How valuable was that thing for which he was bartering all that remained to him of life? At first Blenkiron’s story had been no more than a peg on which to hang a private determination, an excuse, partly to himself and partly to the world, for a defiant finish to his career. The task fulfilled the conditions he wanted – activity for the mind and a final activity for the body. Francis Galliard was a disembodied ghost, a mere premise in an argument. But now – Felicity had taken shape as a human being. There was an extraordinary appeal in her mute gallantry, her silent, self-contained fortitude.
And so, Leithen’s spiritual quest to ‘make his soul’ begins with a trip to the north where he meets up with a ‘half-breed’ Cree tracker, Johnny Frizel and two Hare Indians.
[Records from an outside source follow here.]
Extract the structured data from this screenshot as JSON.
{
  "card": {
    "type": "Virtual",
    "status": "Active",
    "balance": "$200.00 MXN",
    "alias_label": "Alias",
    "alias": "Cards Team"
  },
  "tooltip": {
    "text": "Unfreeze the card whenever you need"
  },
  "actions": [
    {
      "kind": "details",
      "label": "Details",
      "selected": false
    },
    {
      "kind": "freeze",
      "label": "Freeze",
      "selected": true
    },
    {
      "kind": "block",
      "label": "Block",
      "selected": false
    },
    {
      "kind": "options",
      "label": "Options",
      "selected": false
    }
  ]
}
They discover that about ten days previously Galliard had joined up with Johnny’s brother, Lew, also an expert guide, and the two of them were heading north. Johnny suspected that Lew was as sick in heart as Galliard.
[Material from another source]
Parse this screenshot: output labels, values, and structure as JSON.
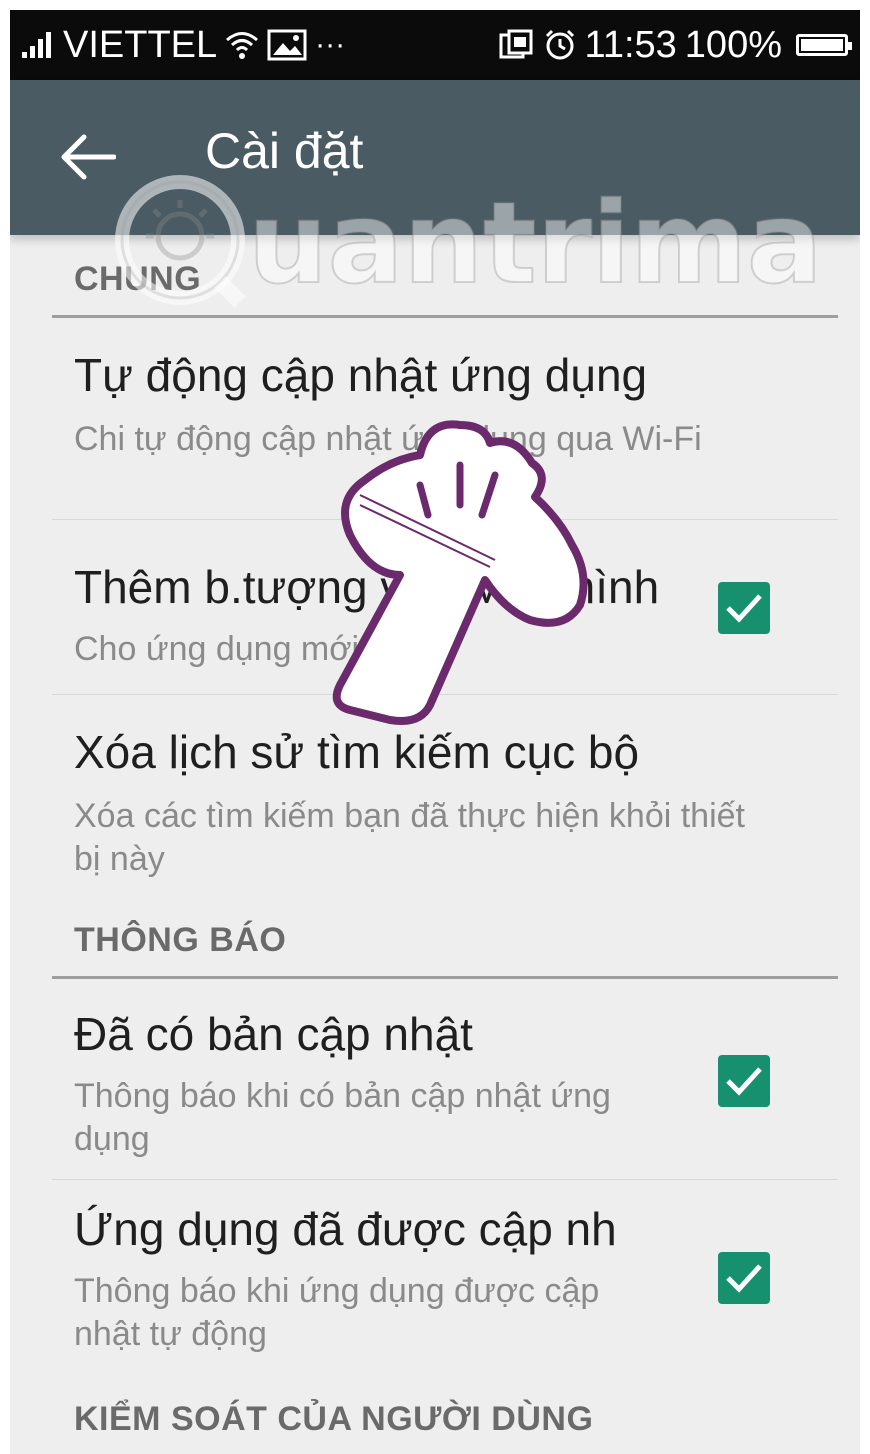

We have each of us to travel to his own Sick Heart River.
That turns out to be the case and now there were two men that needed to be found and healed.
The remainder of the story follows Leithen’s gradual convalescence and the turning point in his life where he chooses the path of duty and decides to stay in the North and help a tribe of Hare Indians who are on the verge of extinction. They had become unhinged by superstition and horror of the supernatural.
There was a plain task before him, to fight with Death…Here in the North life had always been on sufferance, it’s pale slender shoots fighting a hard battle against the Elder Ice. But it had maintained its brave defiance. And now one such pathetic slip was on the verge of distinction…
By God’s help that should not happen – the God who was the God of the living.
Through strange circuits he had come to that simple forthright duty for which he had always longed. In that duty he must make his soul.
Each sick-hearted man lost all care for himself in sympathy for others. When they forgot their own troubles, they found they had disappeared.
Well, that was a bit of a ramble. It’s difficult to summarize a story like this but it’s an excellent read. It’s quite different to most of Buchan’s other books and if you’re mostly interested in the Richard Hannay type of adventure, you may not enjoy this as much. My kids have read and re-read most of Buchan’s books around the age of about thirteen or fourteen, but this one and Witch Wood are two that are best left for more mature readers, I think, but for different reasons.